The Lions lost to the Packers on Sunday. That shouldn’t come as a surprise. Quarterback Matthew Stafford, now in his sixth season, was three-years-old the last time the Detroit Lions won a football game in the state of Wisconsin.
With an uninspiring regular season record of 7 – 8 – 1, the Carolina Panthers won the NFC South title. In doing so, they became the first back-to-back champs since that division was created back in 2002. They also became only the second team ever to win a division after losing six consecutive games. That certainly doesn’t say much for the Falcons, Saints or Buccaneers.
I have a little trivia question. What do Ryan Lindley, Case Keenum and Chase Daniel have in common? Three things immediately come to mind. They’re all NFL quarterbacks. None of them ever expected to actually touch a football this season. And most notably, They were all Week 17 starters in games with serious playoff implications. Other unlikely starters included Charlie Whitehurst and Connor Shaw. Those aren’t exactly household names so what the heck is going on?
Over the past several seasons, the NFL has made a concerted effort to protect its quarterbacks. Numerous safety rules have been put in place and more are sure to follow. You can’t hit a quarterback above the shoulders or at or below the knees. You can’t hit them with the crown of your helmet or lead with your helmet. You can’t touch their facemasks even if your intent is to delicately brush hair out of their eyes. You can’t lay a finger on their head or helmet, and that’s true even when the quarterback lowers his head and initiates the contact. Although tackling is still legal, at least for now, you’ll draw a flag if the official decides you were trying to “drive the quarterback into the ground.” Isn’t that the definition of a tackle? Quarterbacks aren’t cocooned in bubble wrap yet but it has been proposed and will be discussed at the next round of owners meetings. And starting next season, farting, cursing or raising one’s voice within five yards of a quarterback may result in a personal foul and a substantial fine. Fines could potentially be reduced if the offender writes a letter of apology the quarterback and the NFL both deem sufficiently sincere.

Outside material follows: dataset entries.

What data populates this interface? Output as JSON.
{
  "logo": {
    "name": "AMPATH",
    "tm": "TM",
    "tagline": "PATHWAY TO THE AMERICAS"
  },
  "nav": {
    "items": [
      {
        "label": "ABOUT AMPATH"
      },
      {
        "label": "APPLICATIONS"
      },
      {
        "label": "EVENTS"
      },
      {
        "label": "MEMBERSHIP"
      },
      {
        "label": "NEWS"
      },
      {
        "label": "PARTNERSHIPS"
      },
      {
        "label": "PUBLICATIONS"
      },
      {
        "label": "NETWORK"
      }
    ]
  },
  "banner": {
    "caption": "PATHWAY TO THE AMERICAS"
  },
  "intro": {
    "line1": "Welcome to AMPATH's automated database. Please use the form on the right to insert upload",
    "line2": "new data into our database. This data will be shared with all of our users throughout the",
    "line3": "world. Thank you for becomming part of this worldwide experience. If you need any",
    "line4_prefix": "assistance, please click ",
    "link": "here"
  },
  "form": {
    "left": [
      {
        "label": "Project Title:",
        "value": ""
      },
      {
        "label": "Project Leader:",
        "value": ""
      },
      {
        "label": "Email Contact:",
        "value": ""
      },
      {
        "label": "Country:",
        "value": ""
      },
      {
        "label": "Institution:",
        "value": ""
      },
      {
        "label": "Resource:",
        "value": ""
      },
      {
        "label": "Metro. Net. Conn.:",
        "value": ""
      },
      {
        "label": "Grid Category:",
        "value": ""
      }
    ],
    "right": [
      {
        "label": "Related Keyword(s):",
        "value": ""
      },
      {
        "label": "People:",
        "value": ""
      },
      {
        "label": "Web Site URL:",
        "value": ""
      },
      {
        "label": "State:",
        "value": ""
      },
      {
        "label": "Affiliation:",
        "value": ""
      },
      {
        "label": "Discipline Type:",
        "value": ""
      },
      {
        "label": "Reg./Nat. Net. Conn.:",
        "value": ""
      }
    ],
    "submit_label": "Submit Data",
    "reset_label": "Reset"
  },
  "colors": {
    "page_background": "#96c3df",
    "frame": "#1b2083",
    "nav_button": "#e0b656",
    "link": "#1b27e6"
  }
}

There’s no question these safety precautions have changed how professional football is played. There is some question as to whether or not they actually protect the players. There are 32 teams in the NFL. Exactly half of them made at least one quarterback change at some point during the season. In some cases–Jay Cutler, Geno Smith and Robert Griffin III leap to mind–quarterbacks were benched because they stink. However, no fewer than 9 teams made changes because they had no choice. And several teams, including the Vikings, Rams, Cardinals, Texans, Titans and Browns, lost multiple starters all due to injury. I don’t know how many different quarterbacks took snaps this season but a conservative estimate is something north of 50. Did I mention there are only 32 teams? How is that even possible? Here’s my theory. Quarterbacks are so used to not getting hit that their bodies can’t handle it on those increasingly rare occasions when they actually get tackled. The solution? Strip off those pads, strap on a leather helmet and let’s play some FOOTBALL. We’ll worry about the brain damage later.
This week’s game day recipe is for Bacon Jalapeno Deviled Eggs. They’re tasty, very easy to make and a definite crowd pleaser
12 large eggs
4 strips crispy bacon, crumbled
½ cup Miracle Whip (mayonnaise if you prefer)
1 Tbsp. spicy brown mustard
2 Tbsp. minced jalapeno pepper
2 Tbsp minced onion
2 dashes Worcestershire sauce
paprika (to taste)
2 Tbsp finely shredded cheddar cheese (optional)
Place eggs in a large sauce pan and cover with cold water. Bring to a rolling boil, remove from heat, cover and let stand 20 to 24 minutes. Rinse eggs in cold water until cool enough to handle, then peel and cut in half lengthwise. Spoon yolks into a small bowl, mash, and mix with Miracle Whip, mustard, pepper, onion, Worcestershire sauce, bacon and cheese. Fill egg halves with yolk mixture, top with paprika and refrigerate until ready to serve.